DATA -
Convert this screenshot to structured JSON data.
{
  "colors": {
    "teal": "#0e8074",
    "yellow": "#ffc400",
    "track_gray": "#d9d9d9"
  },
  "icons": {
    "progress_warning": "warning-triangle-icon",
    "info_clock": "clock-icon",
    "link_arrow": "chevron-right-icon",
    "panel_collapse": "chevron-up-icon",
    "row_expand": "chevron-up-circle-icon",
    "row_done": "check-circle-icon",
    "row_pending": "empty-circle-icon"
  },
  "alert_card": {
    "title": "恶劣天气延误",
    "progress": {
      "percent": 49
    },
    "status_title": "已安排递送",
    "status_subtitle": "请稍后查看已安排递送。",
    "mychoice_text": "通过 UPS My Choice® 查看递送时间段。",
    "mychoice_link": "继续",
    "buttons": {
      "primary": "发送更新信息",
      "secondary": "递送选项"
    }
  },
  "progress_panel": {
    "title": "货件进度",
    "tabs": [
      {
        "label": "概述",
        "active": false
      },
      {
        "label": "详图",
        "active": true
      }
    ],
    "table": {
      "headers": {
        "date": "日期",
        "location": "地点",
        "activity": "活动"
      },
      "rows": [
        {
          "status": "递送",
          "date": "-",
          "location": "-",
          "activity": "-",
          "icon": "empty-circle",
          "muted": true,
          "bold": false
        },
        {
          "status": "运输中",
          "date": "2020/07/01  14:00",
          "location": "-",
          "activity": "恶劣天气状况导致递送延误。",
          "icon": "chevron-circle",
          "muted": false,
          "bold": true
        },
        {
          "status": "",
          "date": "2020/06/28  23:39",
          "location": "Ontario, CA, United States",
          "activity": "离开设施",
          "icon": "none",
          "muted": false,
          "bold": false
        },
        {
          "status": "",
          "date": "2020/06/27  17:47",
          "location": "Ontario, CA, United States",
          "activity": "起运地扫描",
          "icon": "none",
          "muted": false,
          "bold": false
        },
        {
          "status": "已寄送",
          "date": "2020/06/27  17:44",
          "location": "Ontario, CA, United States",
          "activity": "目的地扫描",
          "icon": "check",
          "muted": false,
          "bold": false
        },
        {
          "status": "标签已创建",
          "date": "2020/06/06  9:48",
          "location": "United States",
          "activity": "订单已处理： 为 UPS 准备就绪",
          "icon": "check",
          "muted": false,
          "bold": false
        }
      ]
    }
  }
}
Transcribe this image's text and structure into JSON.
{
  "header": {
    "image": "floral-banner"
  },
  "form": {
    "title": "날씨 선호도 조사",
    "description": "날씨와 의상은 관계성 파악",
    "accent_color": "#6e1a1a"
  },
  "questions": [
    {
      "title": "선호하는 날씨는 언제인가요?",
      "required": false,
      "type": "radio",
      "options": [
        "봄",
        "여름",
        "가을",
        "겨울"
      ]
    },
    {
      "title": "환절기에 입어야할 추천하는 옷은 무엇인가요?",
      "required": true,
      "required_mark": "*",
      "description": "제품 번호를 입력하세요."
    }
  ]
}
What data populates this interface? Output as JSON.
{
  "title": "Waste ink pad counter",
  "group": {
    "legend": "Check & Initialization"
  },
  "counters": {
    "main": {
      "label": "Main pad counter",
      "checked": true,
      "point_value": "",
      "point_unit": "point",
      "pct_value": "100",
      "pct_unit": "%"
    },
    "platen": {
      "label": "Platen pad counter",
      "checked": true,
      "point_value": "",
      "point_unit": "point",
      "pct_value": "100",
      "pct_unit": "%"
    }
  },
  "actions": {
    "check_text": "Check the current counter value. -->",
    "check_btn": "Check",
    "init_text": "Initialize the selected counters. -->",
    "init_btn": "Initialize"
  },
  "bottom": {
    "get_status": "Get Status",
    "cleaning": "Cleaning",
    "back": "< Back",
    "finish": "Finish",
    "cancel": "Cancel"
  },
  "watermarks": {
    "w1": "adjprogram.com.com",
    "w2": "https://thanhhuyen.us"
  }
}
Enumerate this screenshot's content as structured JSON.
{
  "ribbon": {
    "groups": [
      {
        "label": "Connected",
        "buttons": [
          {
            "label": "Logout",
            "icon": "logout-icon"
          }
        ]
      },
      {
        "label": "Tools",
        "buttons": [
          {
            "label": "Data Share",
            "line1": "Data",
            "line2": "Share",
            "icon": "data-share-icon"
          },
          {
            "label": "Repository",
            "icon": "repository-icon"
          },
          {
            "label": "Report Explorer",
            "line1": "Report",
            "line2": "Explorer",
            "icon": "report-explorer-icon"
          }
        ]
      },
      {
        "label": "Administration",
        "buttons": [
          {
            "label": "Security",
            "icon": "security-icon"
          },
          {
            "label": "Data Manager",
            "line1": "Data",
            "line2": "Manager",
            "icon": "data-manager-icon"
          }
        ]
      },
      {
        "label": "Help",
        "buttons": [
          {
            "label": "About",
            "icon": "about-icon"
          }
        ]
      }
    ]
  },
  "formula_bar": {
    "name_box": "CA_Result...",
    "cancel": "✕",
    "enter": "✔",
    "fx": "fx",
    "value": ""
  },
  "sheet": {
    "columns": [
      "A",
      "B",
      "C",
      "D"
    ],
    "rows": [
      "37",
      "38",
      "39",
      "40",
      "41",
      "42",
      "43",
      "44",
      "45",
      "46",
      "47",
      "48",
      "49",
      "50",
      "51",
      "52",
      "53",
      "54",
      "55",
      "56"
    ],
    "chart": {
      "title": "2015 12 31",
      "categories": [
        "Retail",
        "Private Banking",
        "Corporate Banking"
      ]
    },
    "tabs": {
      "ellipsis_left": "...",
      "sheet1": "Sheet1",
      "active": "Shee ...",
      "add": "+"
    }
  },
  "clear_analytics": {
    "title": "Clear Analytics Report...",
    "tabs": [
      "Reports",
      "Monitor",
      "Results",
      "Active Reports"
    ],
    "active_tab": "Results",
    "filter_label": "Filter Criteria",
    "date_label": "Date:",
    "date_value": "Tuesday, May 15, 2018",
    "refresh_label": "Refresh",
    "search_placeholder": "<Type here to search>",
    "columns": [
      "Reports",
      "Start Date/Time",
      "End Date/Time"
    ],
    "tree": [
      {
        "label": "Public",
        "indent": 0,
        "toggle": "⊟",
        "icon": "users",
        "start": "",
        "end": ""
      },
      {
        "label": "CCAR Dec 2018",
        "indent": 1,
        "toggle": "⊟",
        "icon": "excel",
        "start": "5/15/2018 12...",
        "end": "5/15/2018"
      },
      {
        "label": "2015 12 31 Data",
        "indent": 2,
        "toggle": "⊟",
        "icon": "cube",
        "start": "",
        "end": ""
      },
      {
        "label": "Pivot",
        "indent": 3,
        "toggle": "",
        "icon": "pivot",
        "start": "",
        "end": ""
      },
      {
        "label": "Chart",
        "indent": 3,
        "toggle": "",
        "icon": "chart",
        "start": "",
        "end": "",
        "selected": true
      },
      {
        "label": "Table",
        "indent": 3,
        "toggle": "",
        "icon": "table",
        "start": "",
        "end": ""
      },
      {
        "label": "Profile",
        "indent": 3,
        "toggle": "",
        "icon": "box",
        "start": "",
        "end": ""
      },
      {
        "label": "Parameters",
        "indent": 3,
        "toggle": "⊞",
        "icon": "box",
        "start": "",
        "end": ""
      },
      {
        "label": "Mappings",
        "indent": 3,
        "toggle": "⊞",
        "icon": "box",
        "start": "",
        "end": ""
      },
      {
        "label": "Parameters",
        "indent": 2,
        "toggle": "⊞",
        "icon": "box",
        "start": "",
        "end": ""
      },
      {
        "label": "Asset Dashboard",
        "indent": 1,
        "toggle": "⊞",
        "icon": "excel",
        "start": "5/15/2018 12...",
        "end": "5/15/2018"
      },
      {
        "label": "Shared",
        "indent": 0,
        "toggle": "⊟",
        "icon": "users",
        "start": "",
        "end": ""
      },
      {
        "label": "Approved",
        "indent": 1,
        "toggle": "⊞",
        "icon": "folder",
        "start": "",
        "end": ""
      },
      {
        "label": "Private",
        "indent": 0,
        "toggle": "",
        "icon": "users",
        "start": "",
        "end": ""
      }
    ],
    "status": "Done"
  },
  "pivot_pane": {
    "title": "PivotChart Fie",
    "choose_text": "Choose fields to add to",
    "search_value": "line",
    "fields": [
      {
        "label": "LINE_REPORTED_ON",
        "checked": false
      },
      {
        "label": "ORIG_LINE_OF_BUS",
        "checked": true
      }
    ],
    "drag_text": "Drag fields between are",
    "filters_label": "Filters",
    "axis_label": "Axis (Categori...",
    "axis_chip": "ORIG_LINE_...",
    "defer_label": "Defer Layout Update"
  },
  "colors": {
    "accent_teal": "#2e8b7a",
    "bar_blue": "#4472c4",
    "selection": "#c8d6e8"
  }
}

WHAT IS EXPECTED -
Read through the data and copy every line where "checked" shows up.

YOUR SOLUTION -
      "checked": true,
      "checked": true,
        "checked": false
        "checked": true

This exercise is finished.